• WHAT IS BEING ASKED: The pictures must be left out, while the rest of the data is copied exactly.

· · · ·

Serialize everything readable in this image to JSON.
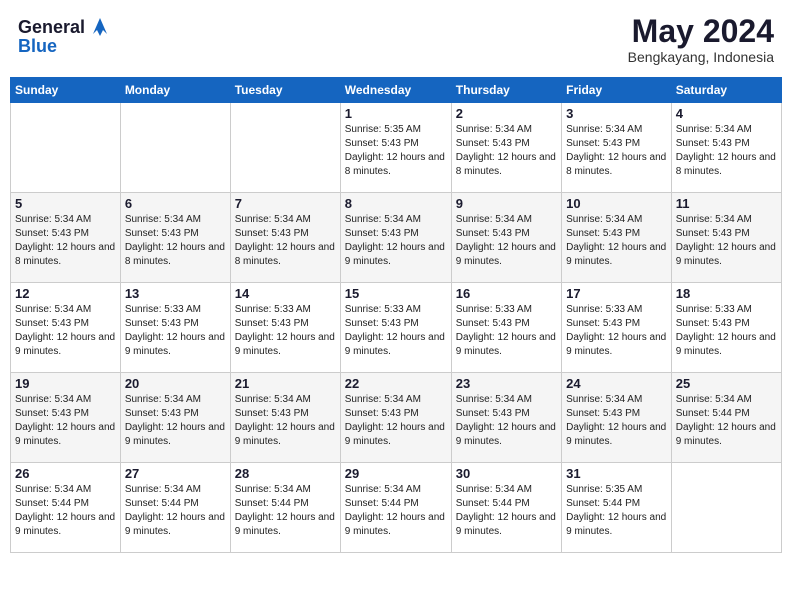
{
  "logo": {
    "text_general": "General",
    "text_blue": "Blue"
  },
  "header": {
    "month": "May 2024",
    "location": "Bengkayang, Indonesia"
  },
  "weekdays": [
    "Sunday",
    "Monday",
    "Tuesday",
    "Wednesday",
    "Thursday",
    "Friday",
    "Saturday"
  ],
  "weeks": [
    [
      {
        "day": "",
        "sunrise": "",
        "sunset": "",
        "daylight": ""
      },
      {
        "day": "",
        "sunrise": "",
        "sunset": "",
        "daylight": ""
      },
      {
        "day": "",
        "sunrise": "",
        "sunset": "",
        "daylight": ""
      },
      {
        "day": "1",
        "sunrise": "Sunrise: 5:35 AM",
        "sunset": "Sunset: 5:43 PM",
        "daylight": "Daylight: 12 hours and 8 minutes."
      },
      {
        "day": "2",
        "sunrise": "Sunrise: 5:34 AM",
        "sunset": "Sunset: 5:43 PM",
        "daylight": "Daylight: 12 hours and 8 minutes."
      },
      {
        "day": "3",
        "sunrise": "Sunrise: 5:34 AM",
        "sunset": "Sunset: 5:43 PM",
        "daylight": "Daylight: 12 hours and 8 minutes."
      },
      {
        "day": "4",
        "sunrise": "Sunrise: 5:34 AM",
        "sunset": "Sunset: 5:43 PM",
        "daylight": "Daylight: 12 hours and 8 minutes."
      }
    ],
    [
      {
        "day": "5",
        "sunrise": "Sunrise: 5:34 AM",
        "sunset": "Sunset: 5:43 PM",
        "daylight": "Daylight: 12 hours and 8 minutes."
      },
      {
        "day": "6",
        "sunrise": "Sunrise: 5:34 AM",
        "sunset": "Sunset: 5:43 PM",
        "daylight": "Daylight: 12 hours and 8 minutes."
      },
      {
        "day": "7",
        "sunrise": "Sunrise: 5:34 AM",
        "sunset": "Sunset: 5:43 PM",
        "daylight": "Daylight: 12 hours and 8 minutes."
      },
      {
        "day": "8",
        "sunrise": "Sunrise: 5:34 AM",
        "sunset": "Sunset: 5:43 PM",
        "daylight": "Daylight: 12 hours and 9 minutes."
      },
      {
        "day": "9",
        "sunrise": "Sunrise: 5:34 AM",
        "sunset": "Sunset: 5:43 PM",
        "daylight": "Daylight: 12 hours and 9 minutes."
      },
      {
        "day": "10",
        "sunrise": "Sunrise: 5:34 AM",
        "sunset": "Sunset: 5:43 PM",
        "daylight": "Daylight: 12 hours and 9 minutes."
      },
      {
        "day": "11",
        "sunrise": "Sunrise: 5:34 AM",
        "sunset": "Sunset: 5:43 PM",
        "daylight": "Daylight: 12 hours and 9 minutes."
      }
    ],
    [
      {
        "day": "12",
        "sunrise": "Sunrise: 5:34 AM",
        "sunset": "Sunset: 5:43 PM",
        "daylight": "Daylight: 12 hours and 9 minutes."
      },
      {
        "day": "13",
        "sunrise": "Sunrise: 5:33 AM",
        "sunset": "Sunset: 5:43 PM",
        "daylight": "Daylight: 12 hours and 9 minutes."
      },
      {
        "day": "14",
        "sunrise": "Sunrise: 5:33 AM",
        "sunset": "Sunset: 5:43 PM",
        "daylight": "Daylight: 12 hours and 9 minutes."
      },
      {
        "day": "15",
        "sunrise": "Sunrise: 5:33 AM",
        "sunset": "Sunset: 5:43 PM",
        "daylight": "Daylight: 12 hours and 9 minutes."
      },
      {
        "day": "16",
        "sunrise": "Sunrise: 5:33 AM",
        "sunset": "Sunset: 5:43 PM",
        "daylight": "Daylight: 12 hours and 9 minutes."
      },
      {
        "day": "17",
        "sunrise": "Sunrise: 5:33 AM",
        "sunset": "Sunset: 5:43 PM",
        "daylight": "Daylight: 12 hours and 9 minutes."
      },
      {
        "day": "18",
        "sunrise": "Sunrise: 5:33 AM",
        "sunset": "Sunset: 5:43 PM",
        "daylight": "Daylight: 12 hours and 9 minutes."
      }
    ],
    [
      {
        "day": "19",
        "sunrise": "Sunrise: 5:34 AM",
        "sunset": "Sunset: 5:43 PM",
        "daylight": "Daylight: 12 hours and 9 minutes."
      },
      {
        "day": "20",
        "sunrise": "Sunrise: 5:34 AM",
        "sunset": "Sunset: 5:43 PM",
        "daylight": "Daylight: 12 hours and 9 minutes."
      },
      {
        "day": "21",
        "sunrise": "Sunrise: 5:34 AM",
        "sunset": "Sunset: 5:43 PM",
        "daylight": "Daylight: 12 hours and 9 minutes."
      },
      {
        "day": "22",
        "sunrise": "Sunrise: 5:34 AM",
        "sunset": "Sunset: 5:43 PM",
        "daylight": "Daylight: 12 hours and 9 minutes."
      },
      {
        "day": "23",
        "sunrise": "Sunrise: 5:34 AM",
        "sunset": "Sunset: 5:43 PM",
        "daylight": "Daylight: 12 hours and 9 minutes."
      },
      {
        "day": "24",
        "sunrise": "Sunrise: 5:34 AM",
        "sunset": "Sunset: 5:43 PM",
        "daylight": "Daylight: 12 hours and 9 minutes."
      },
      {
        "day": "25",
        "sunrise": "Sunrise: 5:34 AM",
        "sunset": "Sunset: 5:44 PM",
        "daylight": "Daylight: 12 hours and 9 minutes."
      }
    ],
    [
      {
        "day": "26",
        "sunrise": "Sunrise: 5:34 AM",
        "sunset": "Sunset: 5:44 PM",
        "daylight": "Daylight: 12 hours and 9 minutes."
      },
      {
        "day": "27",
        "sunrise": "Sunrise: 5:34 AM",
        "sunset": "Sunset: 5:44 PM",
        "daylight": "Daylight: 12 hours and 9 minutes."
      },
      {
        "day": "28",
        "sunrise": "Sunrise: 5:34 AM",
        "sunset": "Sunset: 5:44 PM",
        "daylight": "Daylight: 12 hours and 9 minutes."
      },
      {
        "day": "29",
        "sunrise": "Sunrise: 5:34 AM",
        "sunset": "Sunset: 5:44 PM",
        "daylight": "Daylight: 12 hours and 9 minutes."
      },
      {
        "day": "30",
        "sunrise": "Sunrise: 5:34 AM",
        "sunset": "Sunset: 5:44 PM",
        "daylight": "Daylight: 12 hours and 9 minutes."
      },
      {
        "day": "31",
        "sunrise": "Sunrise: 5:35 AM",
        "sunset": "Sunset: 5:44 PM",
        "daylight": "Daylight: 12 hours and 9 minutes."
      },
      {
        "day": "",
        "sunrise": "",
        "sunset": "",
        "daylight": ""
      }
    ]
  ]
}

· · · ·

• WRITTEN ANSWER:
Serialize everything readable in this image to JSON.
{
  "logo": {
    "text_general": "General",
    "text_blue": "Blue"
  },
  "header": {
    "month": "May 2024",
    "location": "Bengkayang, Indonesia"
  },
  "weekdays": [
    "Sunday",
    "Monday",
    "Tuesday",
    "Wednesday",
    "Thursday",
    "Friday",
    "Saturday"
  ],
  "weeks": [
    [
      {
        "day": "",
        "sunrise": "",
        "sunset": "",
        "daylight": ""
      },
      {
        "day": "",
        "sunrise": "",
        "sunset": "",
        "daylight": ""
      },
      {
        "day": "",
        "sunrise": "",
        "sunset": "",
        "daylight": ""
      },
      {
        "day": "1",
        "sunrise": "Sunrise: 5:35 AM",
        "sunset": "Sunset: 5:43 PM",
        "daylight": "Daylight: 12 hours and 8 minutes."
      },
      {
        "day": "2",
        "sunrise": "Sunrise: 5:34 AM",
        "sunset": "Sunset: 5:43 PM",
        "daylight": "Daylight: 12 hours and 8 minutes."
      },
      {
        "day": "3",
        "sunrise": "Sunrise: 5:34 AM",
        "sunset": "Sunset: 5:43 PM",
        "daylight": "Daylight: 12 hours and 8 minutes."
      },
      {
        "day": "4",
        "sunrise": "Sunrise: 5:34 AM",
        "sunset": "Sunset: 5:43 PM",
        "daylight": "Daylight: 12 hours and 8 minutes."
      }
    ],
    [
      {
        "day": "5",
        "sunrise": "Sunrise: 5:34 AM",
        "sunset": "Sunset: 5:43 PM",
        "daylight": "Daylight: 12 hours and 8 minutes."
      },
      {
        "day": "6",
        "sunrise": "Sunrise: 5:34 AM",
        "sunset": "Sunset: 5:43 PM",
        "daylight": "Daylight: 12 hours and 8 minutes."
      },
      {
        "day": "7",
        "sunrise": "Sunrise: 5:34 AM",
        "sunset": "Sunset: 5:43 PM",
        "daylight": "Daylight: 12 hours and 8 minutes."
      },
      {
        "day": "8",
        "sunrise": "Sunrise: 5:34 AM",
        "sunset": "Sunset: 5:43 PM",
        "daylight": "Daylight: 12 hours and 9 minutes."
      },
      {
        "day": "9",
        "sunrise": "Sunrise: 5:34 AM",
        "sunset": "Sunset: 5:43 PM",
        "daylight": "Daylight: 12 hours and 9 minutes."
      },
      {
        "day": "10",
        "sunrise": "Sunrise: 5:34 AM",
        "sunset": "Sunset: 5:43 PM",
        "daylight": "Daylight: 12 hours and 9 minutes."
      },
      {
        "day": "11",
        "sunrise": "Sunrise: 5:34 AM",
        "sunset": "Sunset: 5:43 PM",
        "daylight": "Daylight: 12 hours and 9 minutes."
      }
    ],
    [
      {
        "day": "12",
        "sunrise": "Sunrise: 5:34 AM",
        "sunset": "Sunset: 5:43 PM",
        "daylight": "Daylight: 12 hours and 9 minutes."
      },
      {
        "day": "13",
        "sunrise": "Sunrise: 5:33 AM",
        "sunset": "Sunset: 5:43 PM",
        "daylight": "Daylight: 12 hours and 9 minutes."
      },
      {
        "day": "14",
        "sunrise": "Sunrise: 5:33 AM",
        "sunset": "Sunset: 5:43 PM",
        "daylight": "Daylight: 12 hours and 9 minutes."
      },
      {
        "day": "15",
        "sunrise": "Sunrise: 5:33 AM",
        "sunset": "Sunset: 5:43 PM",
        "daylight": "Daylight: 12 hours and 9 minutes."
      },
      {
        "day": "16",
        "sunrise": "Sunrise: 5:33 AM",
        "sunset": "Sunset: 5:43 PM",
        "daylight": "Daylight: 12 hours and 9 minutes."
      },
      {
        "day": "17",
        "sunrise": "Sunrise: 5:33 AM",
        "sunset": "Sunset: 5:43 PM",
        "daylight": "Daylight: 12 hours and 9 minutes."
      },
      {
        "day": "18",
        "sunrise": "Sunrise: 5:33 AM",
        "sunset": "Sunset: 5:43 PM",
        "daylight": "Daylight: 12 hours and 9 minutes."
      }
    ],
    [
      {
        "day": "19",
        "sunrise": "Sunrise: 5:34 AM",
        "sunset": "Sunset: 5:43 PM",
        "daylight": "Daylight: 12 hours and 9 minutes."
      },
      {
        "day": "20",
        "sunrise": "Sunrise: 5:34 AM",
        "sunset": "Sunset: 5:43 PM",
        "daylight": "Daylight: 12 hours and 9 minutes."
      },
      {
        "day": "21",
        "sunrise": "Sunrise: 5:34 AM",
        "sunset": "Sunset: 5:43 PM",
        "daylight": "Daylight: 12 hours and 9 minutes."
      },
      {
        "day": "22",
        "sunrise": "Sunrise: 5:34 AM",
        "sunset": "Sunset: 5:43 PM",
        "daylight": "Daylight: 12 hours and 9 minutes."
      },
      {
        "day": "23",
        "sunrise": "Sunrise: 5:34 AM",
        "sunset": "Sunset: 5:43 PM",
        "daylight": "Daylight: 12 hours and 9 minutes."
      },
      {
        "day": "24",
        "sunrise": "Sunrise: 5:34 AM",
        "sunset": "Sunset: 5:43 PM",
        "daylight": "Daylight: 12 hours and 9 minutes."
      },
      {
        "day": "25",
        "sunrise": "Sunrise: 5:34 AM",
        "sunset": "Sunset: 5:44 PM",
        "daylight": "Daylight: 12 hours and 9 minutes."
      }
    ],
    [
      {
        "day": "26",
        "sunrise": "Sunrise: 5:34 AM",
        "sunset": "Sunset: 5:44 PM",
        "daylight": "Daylight: 12 hours and 9 minutes."
      },
      {
        "day": "27",
        "sunrise": "Sunrise: 5:34 AM",
        "sunset": "Sunset: 5:44 PM",
        "daylight": "Daylight: 12 hours and 9 minutes."
      },
      {
        "day": "28",
        "sunrise": "Sunrise: 5:34 AM",
        "sunset": "Sunset: 5:44 PM",
        "daylight": "Daylight: 12 hours and 9 minutes."
      },
      {
        "day": "29",
        "sunrise": "Sunrise: 5:34 AM",
        "sunset": "Sunset: 5:44 PM",
        "daylight": "Daylight: 12 hours and 9 minutes."
      },
      {
        "day": "30",
        "sunrise": "Sunrise: 5:34 AM",
        "sunset": "Sunset: 5:44 PM",
        "daylight": "Daylight: 12 hours and 9 minutes."
      },
      {
        "day": "31",
        "sunrise": "Sunrise: 5:35 AM",
        "sunset": "Sunset: 5:44 PM",
        "daylight": "Daylight: 12 hours and 9 minutes."
      },
      {
        "day": "",
        "sunrise": "",
        "sunset": "",
        "daylight": ""
      }
    ]
  ]
}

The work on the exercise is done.